Data records Block Start

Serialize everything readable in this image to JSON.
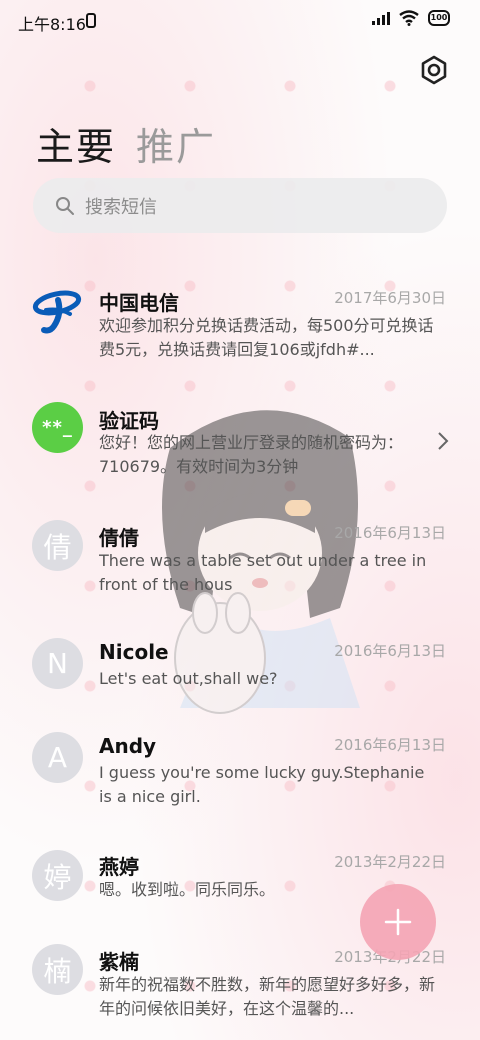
{
  "status_bar": {
    "time": "上午8:16",
    "battery": "100"
  },
  "tabs": [
    {
      "label": "主要"
    },
    {
      "label": "推广"
    }
  ],
  "search": {
    "placeholder": "搜索短信"
  },
  "conversations": [
    {
      "name": "中国电信",
      "date": "2017年6月30日",
      "preview": "欢迎参加积分兑换话费活动，每500分可兑换话费5元，兑换话费请回复106或jfdh#...",
      "avatar": "telecom-logo"
    },
    {
      "name": "验证码",
      "date": "",
      "preview": "您好！您的网上营业厅登录的随机密码为：710679。有效时间为3分钟",
      "avatar_text": "**_"
    },
    {
      "name": "倩倩",
      "date": "2016年6月13日",
      "preview": "There was a table set out under a tree in front of the hous",
      "avatar_text": "倩"
    },
    {
      "name": "Nicole",
      "date": "2016年6月13日",
      "preview": "Let's eat out,shall we?",
      "avatar_text": "N"
    },
    {
      "name": "Andy",
      "date": "2016年6月13日",
      "preview": "I guess you're some lucky guy.Stephanie is a nice girl.",
      "avatar_text": "A"
    },
    {
      "name": "燕婷",
      "date": "2013年2月22日",
      "preview": "嗯。收到啦。同乐同乐。",
      "avatar_text": "婷"
    },
    {
      "name": "紫楠",
      "date": "2013年2月22日",
      "preview": "新年的祝福数不胜数，新年的愿望好多好多，新年的问候依旧美好，在这个温馨的...",
      "avatar_text": "楠"
    }
  ],
  "colors": {
    "accent_fab": "#f4a4b4",
    "verify_avatar": "#5bce45",
    "telecom_blue": "#0a5cb8"
  },
  "icons": {
    "settings": "settings-hexagon-icon",
    "search": "search-icon",
    "fab": "plus-icon",
    "chevron": "chevron-right-icon"
  }
}
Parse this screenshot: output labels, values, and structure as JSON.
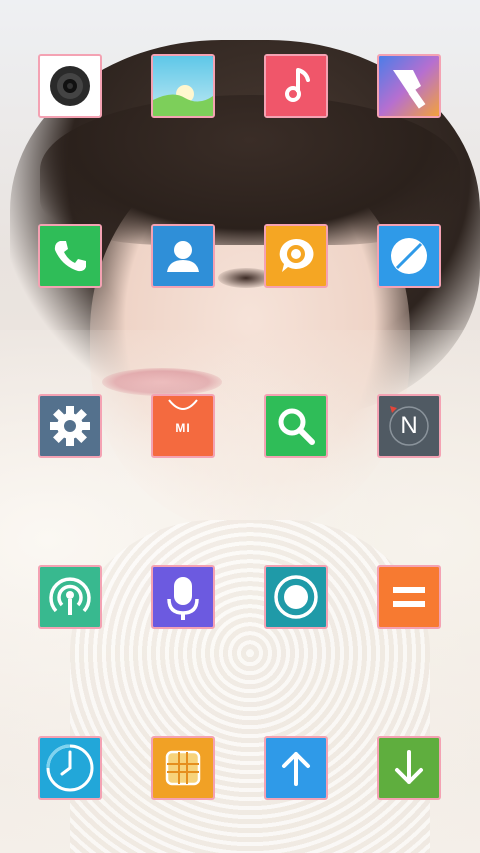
{
  "screen": {
    "type": "home-screen",
    "wallpaper": "portrait-photo"
  },
  "apps": [
    {
      "icon": "camera-icon",
      "color": "#ffffff"
    },
    {
      "icon": "gallery-icon",
      "color": "#7dcf5a"
    },
    {
      "icon": "music-icon",
      "color": "#f0566a"
    },
    {
      "icon": "themes-icon",
      "color": "#6a66d8"
    },
    {
      "icon": "phone-icon",
      "color": "#2fbd58"
    },
    {
      "icon": "contacts-icon",
      "color": "#2f8fd8"
    },
    {
      "icon": "messaging-icon",
      "color": "#f5a623"
    },
    {
      "icon": "browser-icon",
      "color": "#2f9ae8"
    },
    {
      "icon": "settings-icon",
      "color": "#54718d"
    },
    {
      "icon": "mi-store-icon",
      "color": "#f46a3f",
      "label": "MI"
    },
    {
      "icon": "search-icon",
      "color": "#2fbd58"
    },
    {
      "icon": "compass-icon",
      "color": "#505a63",
      "label": "N"
    },
    {
      "icon": "wifi-hotspot-icon",
      "color": "#38b98f"
    },
    {
      "icon": "voice-recorder-icon",
      "color": "#6c5ae0"
    },
    {
      "icon": "screen-recorder-icon",
      "color": "#1f9aa8"
    },
    {
      "icon": "calculator-icon",
      "color": "#f77a31"
    },
    {
      "icon": "clock-icon",
      "color": "#22a7d9"
    },
    {
      "icon": "sim-toolkit-icon",
      "color": "#f1a125"
    },
    {
      "icon": "update-icon",
      "color": "#2f9ae8"
    },
    {
      "icon": "download-icon",
      "color": "#5fae3e"
    }
  ]
}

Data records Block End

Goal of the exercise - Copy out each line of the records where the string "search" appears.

Solution -
  "search": {
    "search": "search-icon",
      "icon": "search-icon",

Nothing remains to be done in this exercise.